[Entries from a dataset of interfaces]

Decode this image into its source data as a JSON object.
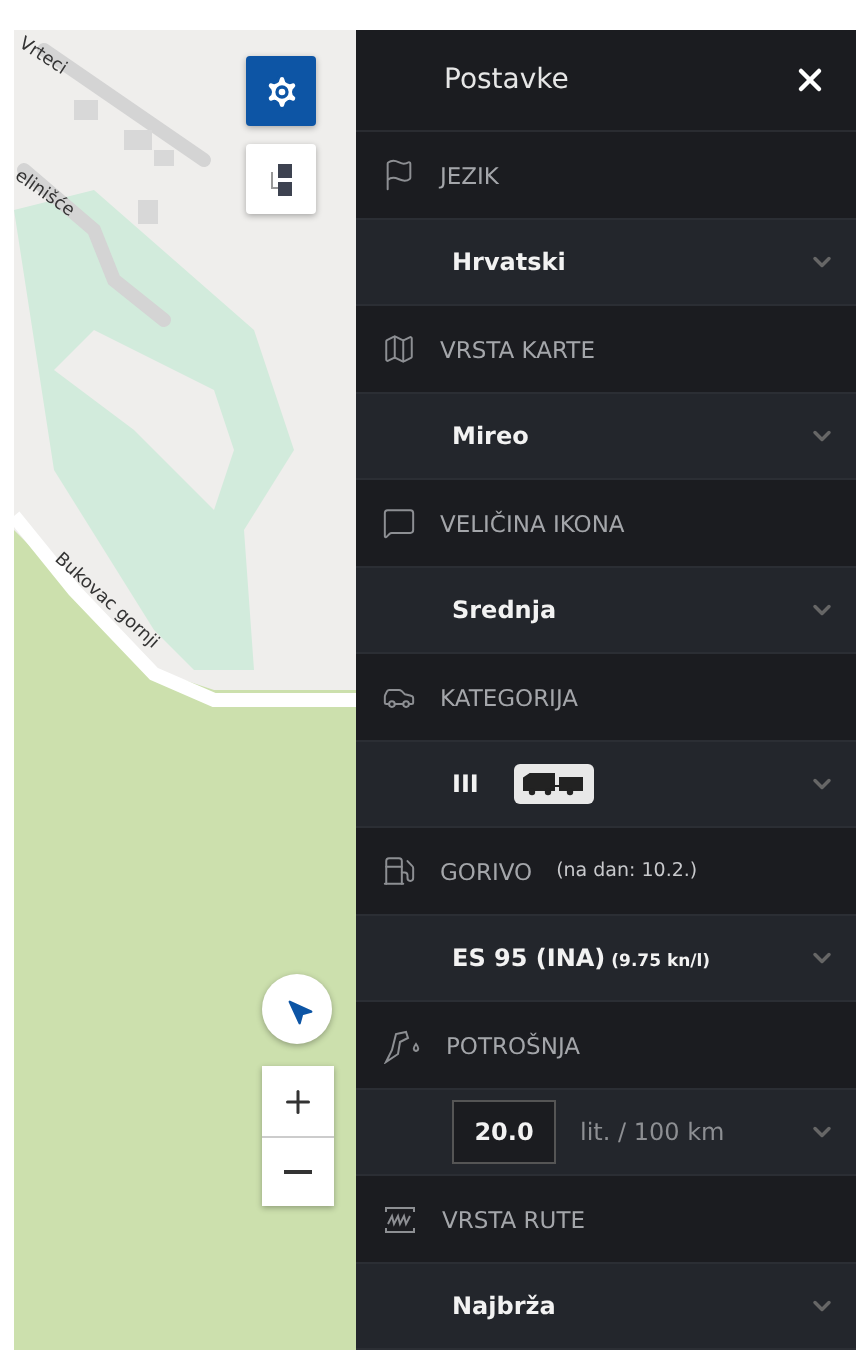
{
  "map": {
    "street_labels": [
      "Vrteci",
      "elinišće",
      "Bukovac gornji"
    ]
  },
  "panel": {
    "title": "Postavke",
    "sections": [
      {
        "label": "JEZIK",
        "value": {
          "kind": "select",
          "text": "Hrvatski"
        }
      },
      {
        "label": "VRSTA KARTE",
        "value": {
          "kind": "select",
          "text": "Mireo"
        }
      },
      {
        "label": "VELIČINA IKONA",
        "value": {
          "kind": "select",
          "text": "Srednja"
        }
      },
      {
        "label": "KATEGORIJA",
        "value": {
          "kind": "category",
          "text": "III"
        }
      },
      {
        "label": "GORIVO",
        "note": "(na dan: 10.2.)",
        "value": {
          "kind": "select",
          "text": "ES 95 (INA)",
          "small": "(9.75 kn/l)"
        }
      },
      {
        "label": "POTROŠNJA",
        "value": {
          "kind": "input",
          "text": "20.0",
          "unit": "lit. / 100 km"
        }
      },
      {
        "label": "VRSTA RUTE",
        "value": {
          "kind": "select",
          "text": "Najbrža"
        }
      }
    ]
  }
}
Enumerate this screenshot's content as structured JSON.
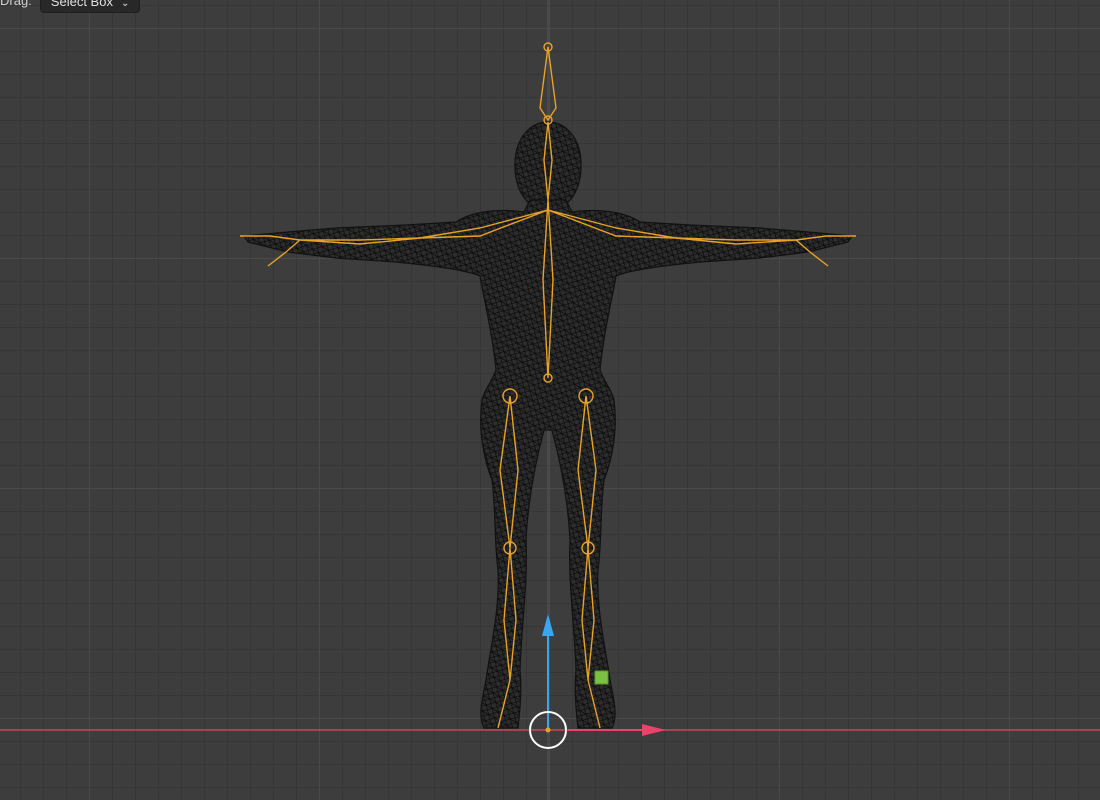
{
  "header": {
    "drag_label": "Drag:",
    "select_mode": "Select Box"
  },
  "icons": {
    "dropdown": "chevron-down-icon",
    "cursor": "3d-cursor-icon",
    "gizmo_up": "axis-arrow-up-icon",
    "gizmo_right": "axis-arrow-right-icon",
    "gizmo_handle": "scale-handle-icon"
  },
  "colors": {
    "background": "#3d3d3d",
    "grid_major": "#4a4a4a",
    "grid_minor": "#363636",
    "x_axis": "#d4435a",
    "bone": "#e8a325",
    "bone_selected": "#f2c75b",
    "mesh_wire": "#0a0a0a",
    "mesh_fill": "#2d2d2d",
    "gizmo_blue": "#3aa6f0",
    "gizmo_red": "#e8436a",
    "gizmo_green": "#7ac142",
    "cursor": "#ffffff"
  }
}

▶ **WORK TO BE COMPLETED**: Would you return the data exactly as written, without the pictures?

▶ **OUTPUT**:
Decode this image into its source data as a JSON object.
{
  "map": {
    "street_labels": [
      "Vrteci",
      "elinišće",
      "Bukovac gornji"
    ]
  },
  "panel": {
    "title": "Postavke",
    "sections": [
      {
        "label": "JEZIK",
        "value": {
          "kind": "select",
          "text": "Hrvatski"
        }
      },
      {
        "label": "VRSTA KARTE",
        "value": {
          "kind": "select",
          "text": "Mireo"
        }
      },
      {
        "label": "VELIČINA IKONA",
        "value": {
          "kind": "select",
          "text": "Srednja"
        }
      },
      {
        "label": "KATEGORIJA",
        "value": {
          "kind": "category",
          "text": "III"
        }
      },
      {
        "label": "GORIVO",
        "note": "(na dan: 10.2.)",
        "value": {
          "kind": "select",
          "text": "ES 95 (INA)",
          "small": "(9.75 kn/l)"
        }
      },
      {
        "label": "POTROŠNJA",
        "value": {
          "kind": "input",
          "text": "20.0",
          "unit": "lit. / 100 km"
        }
      },
      {
        "label": "VRSTA RUTE",
        "value": {
          "kind": "select",
          "text": "Najbrža"
        }
      }
    ]
  }
}
Enumerate this screenshot's content as structured JSON.
{
  "header": {
    "drag_label": "Drag:",
    "select_mode": "Select Box"
  },
  "icons": {
    "dropdown": "chevron-down-icon",
    "cursor": "3d-cursor-icon",
    "gizmo_up": "axis-arrow-up-icon",
    "gizmo_right": "axis-arrow-right-icon",
    "gizmo_handle": "scale-handle-icon"
  },
  "colors": {
    "background": "#3d3d3d",
    "grid_major": "#4a4a4a",
    "grid_minor": "#363636",
    "x_axis": "#d4435a",
    "bone": "#e8a325",
    "bone_selected": "#f2c75b",
    "mesh_wire": "#0a0a0a",
    "mesh_fill": "#2d2d2d",
    "gizmo_blue": "#3aa6f0",
    "gizmo_red": "#e8436a",
    "gizmo_green": "#7ac142",
    "cursor": "#ffffff"
  }
}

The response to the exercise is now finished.